Tuning company Brabus takes the regular G63 AMG 5.5-litre 536bhp twin-turbo V8 engine, which it plainly regards as underpowered, and fits bigger turbos to boost power to a towering 690bhp. That’s enough oomph to propel this near 4,000kg monster to 62mph in just 4.4secs. So that Porsche 911 Carrera 2 idling beside you at the lights won’t even see which way the Brabus went.
And the 6X6 isn’t just some tuner’s idea of an amusing modification – the original 6X6 Merc was commissioned by the Australian army and is equipped with quite serious off-road kit. That includes locking differential on each axle and, as with the Unimog, the ability to inflate or deflate tyres from inside the cabin.
The price of entry to this rather exclusive club is £470,000.
Ford F-150 SVT RaptorTRAX

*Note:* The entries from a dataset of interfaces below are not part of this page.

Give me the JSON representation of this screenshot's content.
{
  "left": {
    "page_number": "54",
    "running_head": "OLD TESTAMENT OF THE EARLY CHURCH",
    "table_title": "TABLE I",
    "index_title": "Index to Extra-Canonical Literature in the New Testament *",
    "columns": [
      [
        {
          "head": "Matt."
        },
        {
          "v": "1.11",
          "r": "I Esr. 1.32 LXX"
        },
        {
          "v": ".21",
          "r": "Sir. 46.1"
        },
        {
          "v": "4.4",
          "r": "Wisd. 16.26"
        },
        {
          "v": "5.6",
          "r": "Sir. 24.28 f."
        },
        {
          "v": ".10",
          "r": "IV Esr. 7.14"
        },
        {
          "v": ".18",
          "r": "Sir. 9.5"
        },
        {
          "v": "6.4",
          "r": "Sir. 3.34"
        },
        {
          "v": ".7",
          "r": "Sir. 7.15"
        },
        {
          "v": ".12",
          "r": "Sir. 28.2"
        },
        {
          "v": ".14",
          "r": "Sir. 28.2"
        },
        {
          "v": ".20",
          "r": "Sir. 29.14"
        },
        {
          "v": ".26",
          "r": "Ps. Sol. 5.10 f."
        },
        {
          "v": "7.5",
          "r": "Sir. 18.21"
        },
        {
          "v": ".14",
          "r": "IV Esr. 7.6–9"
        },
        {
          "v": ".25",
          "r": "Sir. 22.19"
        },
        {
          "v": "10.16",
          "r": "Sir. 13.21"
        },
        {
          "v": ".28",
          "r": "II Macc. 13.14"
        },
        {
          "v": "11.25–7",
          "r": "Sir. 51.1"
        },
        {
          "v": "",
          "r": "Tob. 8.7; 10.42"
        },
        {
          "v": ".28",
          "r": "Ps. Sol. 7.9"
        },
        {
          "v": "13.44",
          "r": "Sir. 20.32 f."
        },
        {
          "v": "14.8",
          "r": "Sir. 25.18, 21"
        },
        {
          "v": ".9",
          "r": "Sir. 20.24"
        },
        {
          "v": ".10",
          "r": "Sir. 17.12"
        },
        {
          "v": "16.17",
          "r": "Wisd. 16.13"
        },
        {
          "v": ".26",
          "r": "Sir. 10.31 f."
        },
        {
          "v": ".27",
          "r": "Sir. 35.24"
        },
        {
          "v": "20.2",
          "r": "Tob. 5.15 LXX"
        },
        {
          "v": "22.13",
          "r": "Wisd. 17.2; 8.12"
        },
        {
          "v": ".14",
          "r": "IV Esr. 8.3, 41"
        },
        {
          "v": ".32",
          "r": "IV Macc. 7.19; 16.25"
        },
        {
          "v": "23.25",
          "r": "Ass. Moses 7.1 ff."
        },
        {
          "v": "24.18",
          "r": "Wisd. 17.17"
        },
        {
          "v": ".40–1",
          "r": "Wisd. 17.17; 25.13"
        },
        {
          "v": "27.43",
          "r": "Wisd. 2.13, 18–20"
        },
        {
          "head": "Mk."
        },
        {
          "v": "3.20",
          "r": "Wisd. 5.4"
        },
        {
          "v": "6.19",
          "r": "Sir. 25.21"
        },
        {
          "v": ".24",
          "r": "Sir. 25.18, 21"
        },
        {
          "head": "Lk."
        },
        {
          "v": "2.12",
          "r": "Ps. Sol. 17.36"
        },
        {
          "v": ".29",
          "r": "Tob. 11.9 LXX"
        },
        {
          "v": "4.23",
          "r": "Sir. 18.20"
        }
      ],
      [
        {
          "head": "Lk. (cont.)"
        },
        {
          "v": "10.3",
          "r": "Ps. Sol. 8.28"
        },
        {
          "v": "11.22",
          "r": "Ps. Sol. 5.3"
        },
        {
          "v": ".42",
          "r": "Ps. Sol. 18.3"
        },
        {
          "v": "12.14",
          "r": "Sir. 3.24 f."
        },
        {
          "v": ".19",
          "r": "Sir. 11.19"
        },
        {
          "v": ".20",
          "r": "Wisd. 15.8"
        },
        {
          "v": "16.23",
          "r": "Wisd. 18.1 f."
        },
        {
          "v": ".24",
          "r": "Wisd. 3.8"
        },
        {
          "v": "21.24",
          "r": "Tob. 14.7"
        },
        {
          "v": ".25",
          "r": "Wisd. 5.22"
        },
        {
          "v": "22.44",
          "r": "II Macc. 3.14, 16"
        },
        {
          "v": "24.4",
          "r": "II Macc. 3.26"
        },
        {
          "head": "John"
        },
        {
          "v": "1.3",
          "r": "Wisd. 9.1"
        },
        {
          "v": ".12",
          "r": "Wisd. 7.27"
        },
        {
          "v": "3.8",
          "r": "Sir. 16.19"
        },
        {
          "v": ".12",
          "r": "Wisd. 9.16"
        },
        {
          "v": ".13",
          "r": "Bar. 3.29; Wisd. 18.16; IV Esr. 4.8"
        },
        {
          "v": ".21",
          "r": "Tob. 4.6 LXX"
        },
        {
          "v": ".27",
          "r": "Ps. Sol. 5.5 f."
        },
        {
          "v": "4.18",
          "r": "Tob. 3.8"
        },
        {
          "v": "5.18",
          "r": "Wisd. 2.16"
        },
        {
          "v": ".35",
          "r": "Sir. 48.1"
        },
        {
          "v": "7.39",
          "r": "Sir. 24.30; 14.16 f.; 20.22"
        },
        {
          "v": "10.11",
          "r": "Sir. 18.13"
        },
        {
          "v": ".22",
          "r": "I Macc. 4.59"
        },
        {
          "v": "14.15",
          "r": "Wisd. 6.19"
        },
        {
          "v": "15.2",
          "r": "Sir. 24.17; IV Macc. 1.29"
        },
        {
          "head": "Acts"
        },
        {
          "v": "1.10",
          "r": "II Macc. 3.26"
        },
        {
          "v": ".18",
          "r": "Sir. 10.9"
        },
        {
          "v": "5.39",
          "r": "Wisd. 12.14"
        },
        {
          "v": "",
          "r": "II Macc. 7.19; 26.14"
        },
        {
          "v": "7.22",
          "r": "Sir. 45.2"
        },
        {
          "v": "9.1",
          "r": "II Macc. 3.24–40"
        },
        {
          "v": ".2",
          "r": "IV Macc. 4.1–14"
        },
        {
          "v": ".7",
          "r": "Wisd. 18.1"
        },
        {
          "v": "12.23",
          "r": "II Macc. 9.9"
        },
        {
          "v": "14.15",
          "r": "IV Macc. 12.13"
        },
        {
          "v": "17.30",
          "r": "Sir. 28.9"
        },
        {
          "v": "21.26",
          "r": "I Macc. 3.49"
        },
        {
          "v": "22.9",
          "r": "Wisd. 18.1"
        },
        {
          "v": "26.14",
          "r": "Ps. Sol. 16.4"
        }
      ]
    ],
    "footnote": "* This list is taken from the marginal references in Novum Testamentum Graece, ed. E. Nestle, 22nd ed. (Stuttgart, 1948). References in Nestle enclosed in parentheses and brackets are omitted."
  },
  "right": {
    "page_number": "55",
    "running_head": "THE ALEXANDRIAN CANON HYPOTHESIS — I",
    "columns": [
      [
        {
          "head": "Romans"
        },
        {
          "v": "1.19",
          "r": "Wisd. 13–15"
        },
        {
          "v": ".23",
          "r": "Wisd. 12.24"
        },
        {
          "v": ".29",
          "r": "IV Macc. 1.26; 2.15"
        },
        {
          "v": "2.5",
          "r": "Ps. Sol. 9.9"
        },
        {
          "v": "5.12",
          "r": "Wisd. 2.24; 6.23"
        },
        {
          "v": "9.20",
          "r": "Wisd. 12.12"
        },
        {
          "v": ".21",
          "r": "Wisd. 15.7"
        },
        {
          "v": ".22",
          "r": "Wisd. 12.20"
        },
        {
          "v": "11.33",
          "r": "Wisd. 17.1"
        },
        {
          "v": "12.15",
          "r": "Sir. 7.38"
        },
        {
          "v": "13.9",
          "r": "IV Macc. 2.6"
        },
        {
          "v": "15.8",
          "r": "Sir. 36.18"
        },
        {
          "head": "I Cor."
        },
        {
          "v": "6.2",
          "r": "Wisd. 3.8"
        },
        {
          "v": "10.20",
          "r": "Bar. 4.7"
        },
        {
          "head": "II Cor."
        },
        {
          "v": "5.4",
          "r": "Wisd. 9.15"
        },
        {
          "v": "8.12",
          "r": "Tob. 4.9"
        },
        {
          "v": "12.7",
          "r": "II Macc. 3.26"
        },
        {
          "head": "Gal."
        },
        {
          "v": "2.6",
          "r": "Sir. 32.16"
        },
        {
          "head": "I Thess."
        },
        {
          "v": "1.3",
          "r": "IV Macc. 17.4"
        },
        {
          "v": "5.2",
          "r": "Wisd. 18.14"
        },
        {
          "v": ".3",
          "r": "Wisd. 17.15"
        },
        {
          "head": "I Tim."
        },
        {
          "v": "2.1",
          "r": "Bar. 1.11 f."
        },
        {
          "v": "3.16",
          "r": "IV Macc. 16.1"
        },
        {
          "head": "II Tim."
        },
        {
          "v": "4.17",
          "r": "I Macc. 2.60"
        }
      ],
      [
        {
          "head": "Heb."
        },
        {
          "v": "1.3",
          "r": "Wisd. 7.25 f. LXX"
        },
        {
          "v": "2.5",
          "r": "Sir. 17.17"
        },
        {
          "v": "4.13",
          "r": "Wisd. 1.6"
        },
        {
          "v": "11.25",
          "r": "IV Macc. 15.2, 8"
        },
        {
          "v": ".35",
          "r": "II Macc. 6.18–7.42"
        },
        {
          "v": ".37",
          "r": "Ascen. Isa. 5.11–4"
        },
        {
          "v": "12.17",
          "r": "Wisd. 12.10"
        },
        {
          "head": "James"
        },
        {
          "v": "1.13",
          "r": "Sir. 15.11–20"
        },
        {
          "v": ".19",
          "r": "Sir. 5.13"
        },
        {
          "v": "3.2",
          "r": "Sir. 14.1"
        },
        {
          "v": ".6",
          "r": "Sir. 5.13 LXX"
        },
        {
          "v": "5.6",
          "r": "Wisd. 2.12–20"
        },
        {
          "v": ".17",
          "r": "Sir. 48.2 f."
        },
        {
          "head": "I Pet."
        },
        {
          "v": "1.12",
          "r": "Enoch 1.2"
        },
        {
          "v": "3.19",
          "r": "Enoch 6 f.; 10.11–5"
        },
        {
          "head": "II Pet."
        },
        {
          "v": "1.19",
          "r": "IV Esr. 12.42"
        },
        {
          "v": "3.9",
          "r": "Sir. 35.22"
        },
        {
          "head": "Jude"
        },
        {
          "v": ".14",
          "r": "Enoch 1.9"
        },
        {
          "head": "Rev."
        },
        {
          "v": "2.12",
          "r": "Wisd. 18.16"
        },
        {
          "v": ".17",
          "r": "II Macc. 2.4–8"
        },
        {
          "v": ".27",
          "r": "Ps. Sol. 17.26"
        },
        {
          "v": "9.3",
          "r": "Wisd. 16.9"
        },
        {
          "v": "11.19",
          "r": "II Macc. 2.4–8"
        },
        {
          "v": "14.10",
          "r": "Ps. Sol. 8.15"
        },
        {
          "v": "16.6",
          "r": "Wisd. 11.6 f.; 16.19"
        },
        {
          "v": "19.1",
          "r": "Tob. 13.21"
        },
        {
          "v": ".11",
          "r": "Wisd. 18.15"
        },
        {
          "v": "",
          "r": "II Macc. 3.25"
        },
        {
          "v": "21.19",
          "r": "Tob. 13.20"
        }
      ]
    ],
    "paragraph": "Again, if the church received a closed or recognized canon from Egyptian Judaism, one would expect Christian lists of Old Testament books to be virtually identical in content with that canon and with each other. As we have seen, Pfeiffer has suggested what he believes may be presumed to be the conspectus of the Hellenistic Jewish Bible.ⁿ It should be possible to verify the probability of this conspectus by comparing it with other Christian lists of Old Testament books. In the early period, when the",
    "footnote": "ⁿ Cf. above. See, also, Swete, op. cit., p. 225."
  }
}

If there is a cooler way to cross a snowy landscape at speed, we’ve not seen it. The RaptorTRAX is Ken Block’s creation; the demon rally driver and entrepreneur extraordinaire is also quite a snowboard enthusiast, and he fancied a faster way up the hills. So Block took a stock 6.2-litre Ford Raptor V8 and bolted on a Whipple supercharger, which bumped the engine’s output up to 641bhp.
Then Block installed a set of tank-tread-like items from a company called Mattracks. Each one of these tracks weighs about 350lbs, so the suspension has been massively uprated to cope, too.
The results are hilarious, as you can see in the video above. Block says that his RaptorTRAX is much quicker than the snowcats that are usually used to get snowboarders to outback skiing spots. And, as he also points out, it’s a lot cheaper than a helicopter.
Not to be confused with the much more conventional Hummer H2, the H1 is the real deal, a very barely civilized version of the military-grade High Mobility Multipurpose Wheeled Vehicle, or Humvee, that gained fame in the first Gulf War.
Encouraged by celeb fans like Arnold Schwarzenegger, the makers of the military spec version introduced a Humvee that Joe Public could buy, called simply the Hummer H1. Environmentalists absolutely loathed it, while men with masculinity issues couldn’t get enough.
To be fair to the big old lump, it really was built to go anywhere. With a huge 16-inches of ground clearance and virtually no front or rear overhang, the H1 could climb over 22-inch obstacles, tackle 60-degree inclines and wade in nearly three feet of water. But even in America, the Hummer’s outrageous size and weight – over 7000lbs and well over seven feet wide – were problematic. Production ended in 2006.